In Lebanon, the trend towards violence and coercion is headed in a similar direction. There has been an increase in heavy-handed repression, assaults on journalists and demonstrators, and efforts to silence critical media voices such as Beirut's MTV (Murr Television). The repression reached a new level of malevolent ridiculousness when Lebanese security forces hunted down, blindfolded, and extracted a confession and apology from one demonstrator, ironically a Lebanese Christian, who had disrespected a framed photo of Lebanon's Christian President Michel Aoun during demonstrations. Some Lebanese fear that as Hizbullah becomes concerned that the people are losing their fear, another wave of assassinations of Hizbullah critics may come, as happened from 2004 to 2013 when prominent politicians, journalists, and security officials were targeted.
The threat of violence is always implicit. But Iran and its proxies rule in Lebanon and Iraq through their manipulation of politics and the electoral process. Particularly useful, especially in Lebanon, are non-Shia politicians who serve the interests of Iran. These Christian and Sunni enablers extend and disguise Iran's reach into the political process. Any early elections that happen in either country – a demand by many earnest reformers – will be susceptible to manipulation by these corrupt political cartels in sync with Iran, to game an already skewed system in their favor.
As for economic manipulation, both Lebanon and Iraq are places where Iran and Hizbullah launder their money and also use ill-gotten gains and local government corruption to maintain their hegemony. What better way to care for an Iranian mole than to have him on the payroll of the state he is sent to infiltrate? The avarice of local elites works hand in glove to enrich themselves in the service of Iran's larger objectives.
In the face of this Iranian straitjacket, what is the West to do? Is it better to walk away and cut our losses? Should the West, in this case France and the U.S., aggressively work towards reform? Are newer figures like Al-Kadhimi or wasted ones like Lebanon's Saad Al-Hariri able to deliver anything of real value? Some voices in these countries criticize outsiders who call for an impossibly tough hardline in Lebanon and Iraq from far away, even though these same voices don't seem to look askance at Western funding as long as there are few strings attached.
In my view, the West can and must engage, but needs to be much more cynical and transactional in its objectives. Too much "institution building," "economic development," and "process for the sake of process" can easily becloud our perspectives. Our main goal should be to deny Iran and its proxies the resources they need to rule, to raise the price of their hegemony. This could mean propping up elements of local society – independent media is one obvious sector – that can make useful contributions to making the price of hegemony higher. Putting pressure on enablers, those who provide convenient fig leaves for Iranian proxy rule, is another obvious gambit.

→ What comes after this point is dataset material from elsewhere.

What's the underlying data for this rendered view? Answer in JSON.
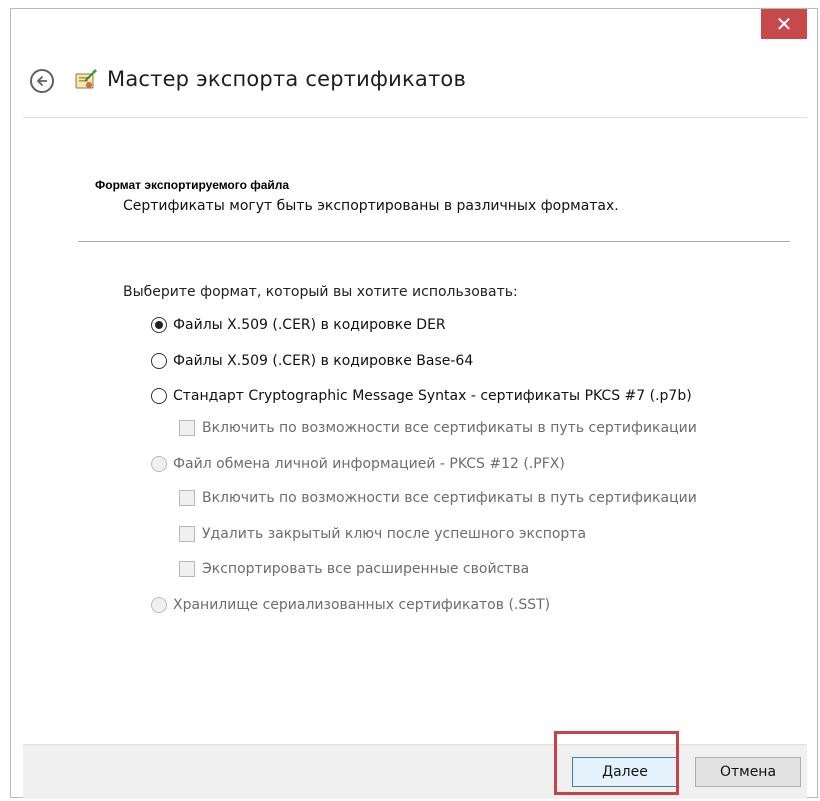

Absent a successful popular and violent uprising in Lebanon or Iraq against the Iranian satrapy – an outcome that seems very unlikely – the key to ending Iranian control of those states lies inside Iran itself, with the fall of that regime. In the meantime, keeping our objectives as hardnosed and tangible as possible seems the best choice.
*Alberto M. Fernandez is Vice President of MEMRI.